2. Select the Auto Probe option from the radio buttons in the lower left corner of the G-code Ripper Window.
3. Set the options on the right side of the window. (Details for each of the options can be found here G-Code Ripper Manual)
4. Save the G-code file using the button on the right side of the window.
The basic operation of G-Code Ripper’s auto probe routine is based on the technique that is used by Autoleveller. In fact G-Code Ripper even uses the same form of the bilinear interpolation equations. However, Autoleveller is specifically geared toward creating circuit boards. Since the circuit board has a conductive surface the probing can be performed using an electrical circuit which includes the cutting tool in the collet and the top of the printed circuit board. Using the cutting tool as the probe has the advantage of ensuring there is no offset between the probe and the tool. Autoleveller also assumes the workpiece is very close to flat (Autoleveller uses the first probe point to determine a new zero reference) G-Code ripper does not make any such assumption.
Hackaday is having a contest to see where people can put the Hackaday skull and wrenches logo. I thought I would take a little time and throw my hat into the ring. The pictures included in this post are of the logo engraved onto a dime. The engraved image is .064 inches tall. The judging criteria is partially based on the size of the logo. That is to say preference will be given to very large and very small logos.
My machine has a lot of backlash (about 6% of the image size) so I set it up to cut scan lines in one direction. Since the machine is always cutting in the same direction the backlash doesn’t show up in the engraving.
The surface of the dime was not flat so I had to make a second pass to cut the right hand side of the image a little deeper (.002 inches). I used Dmap2gcode to generate the original g-code and I used G-Code Ripper to split the g-code in half so I could cut only the right half of the image on the second pass.
G-Code Ripper version 0.03 has been posted to the G-Code Ripper Homepage. The new version has more plotting options including more isometric view angles. The big addition in this version is the ability to map g-code from the X or Y axis to a rotary axis A or B. This functionality is very similar to CNC wrapper.
G-Code Ripper: G-Code Wrapping Features
Graphical preview of the resulting g-code.
Automatically maps g-code arcs to linear movements prior to conversion to rotary moves.
Options for scaling feed rates to make them compatible with the rotary movements.
Interpret g-code variables and equations.
G-code Rippers basic features can also be used to scale and rotate the g-code before wrapping the code for the rotary axis.
F-Engrave 1.20 with extended character support is now available for download. To enable extended characters in F-Engrave there is a new setting in “General Settings” named “Extended Characters”. Of course you will also need a font with the extended characters you want to use. If you are not using the extended characters it is best to leave extended characters turned off. Loading all of the characters slows F-Engrave down.
Linux users will need to compile a new ttf2cxf_stream executable to use the extended characters. The source code for ttf2cxf_stream is available in the source zip file (F-Engrave-1.20_src.zip). A new windows executable is included in the windows download.
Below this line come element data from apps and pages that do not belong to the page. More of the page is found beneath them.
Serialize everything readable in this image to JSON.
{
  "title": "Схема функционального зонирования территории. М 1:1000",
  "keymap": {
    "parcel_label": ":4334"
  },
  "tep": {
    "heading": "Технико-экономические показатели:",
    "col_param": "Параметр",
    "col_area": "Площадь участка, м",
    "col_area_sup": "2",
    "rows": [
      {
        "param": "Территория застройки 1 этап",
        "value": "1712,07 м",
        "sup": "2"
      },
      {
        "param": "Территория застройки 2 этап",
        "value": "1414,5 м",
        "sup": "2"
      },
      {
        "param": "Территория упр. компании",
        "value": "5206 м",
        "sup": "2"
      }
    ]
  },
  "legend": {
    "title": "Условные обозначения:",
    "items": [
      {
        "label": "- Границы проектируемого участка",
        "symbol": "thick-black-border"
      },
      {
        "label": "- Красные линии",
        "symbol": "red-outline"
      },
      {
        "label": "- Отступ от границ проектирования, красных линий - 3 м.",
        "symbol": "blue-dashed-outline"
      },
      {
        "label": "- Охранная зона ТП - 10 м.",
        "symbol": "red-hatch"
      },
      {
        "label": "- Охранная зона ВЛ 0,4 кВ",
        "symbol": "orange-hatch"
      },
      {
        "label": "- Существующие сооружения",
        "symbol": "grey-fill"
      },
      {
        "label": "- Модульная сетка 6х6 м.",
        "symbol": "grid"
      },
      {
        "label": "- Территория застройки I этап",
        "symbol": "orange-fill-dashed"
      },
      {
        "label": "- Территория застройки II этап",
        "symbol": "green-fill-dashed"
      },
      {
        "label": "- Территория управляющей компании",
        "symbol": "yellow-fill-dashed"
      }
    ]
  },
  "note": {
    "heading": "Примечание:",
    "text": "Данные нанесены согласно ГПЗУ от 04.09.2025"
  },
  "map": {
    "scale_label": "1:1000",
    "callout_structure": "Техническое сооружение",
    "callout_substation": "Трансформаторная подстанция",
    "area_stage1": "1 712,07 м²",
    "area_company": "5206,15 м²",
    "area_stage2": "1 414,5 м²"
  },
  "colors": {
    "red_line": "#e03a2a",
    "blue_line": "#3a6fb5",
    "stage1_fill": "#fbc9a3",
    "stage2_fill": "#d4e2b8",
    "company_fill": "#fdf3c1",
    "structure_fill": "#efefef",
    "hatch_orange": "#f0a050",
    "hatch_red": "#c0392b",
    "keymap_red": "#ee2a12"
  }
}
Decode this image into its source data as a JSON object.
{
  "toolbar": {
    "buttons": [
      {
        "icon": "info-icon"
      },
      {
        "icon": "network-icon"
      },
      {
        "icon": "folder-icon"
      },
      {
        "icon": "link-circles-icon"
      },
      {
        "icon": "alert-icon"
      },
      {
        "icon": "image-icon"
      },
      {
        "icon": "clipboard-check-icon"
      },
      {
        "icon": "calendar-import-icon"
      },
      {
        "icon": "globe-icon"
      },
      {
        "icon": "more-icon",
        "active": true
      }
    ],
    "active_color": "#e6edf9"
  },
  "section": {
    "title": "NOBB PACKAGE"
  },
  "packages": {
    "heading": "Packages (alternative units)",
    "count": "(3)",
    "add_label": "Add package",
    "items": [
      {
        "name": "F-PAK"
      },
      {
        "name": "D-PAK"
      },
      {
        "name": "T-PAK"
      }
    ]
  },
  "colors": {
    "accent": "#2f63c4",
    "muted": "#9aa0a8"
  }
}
I have uploaded the first version of G-Code Ripper (formerly referred to as the g-code splitting program). G-Code Ripper can read g-code files and scale, rotate, translate and split the g-code data before writing back to another file. On the G-code Ripper page I posted an example workflow showing one potential use for the software. With the basic building blocks of reading and interpreting the g-code completed I will be thinking of new features to add to G-Code ripper.
Everything is new in this program so be careful and check the output.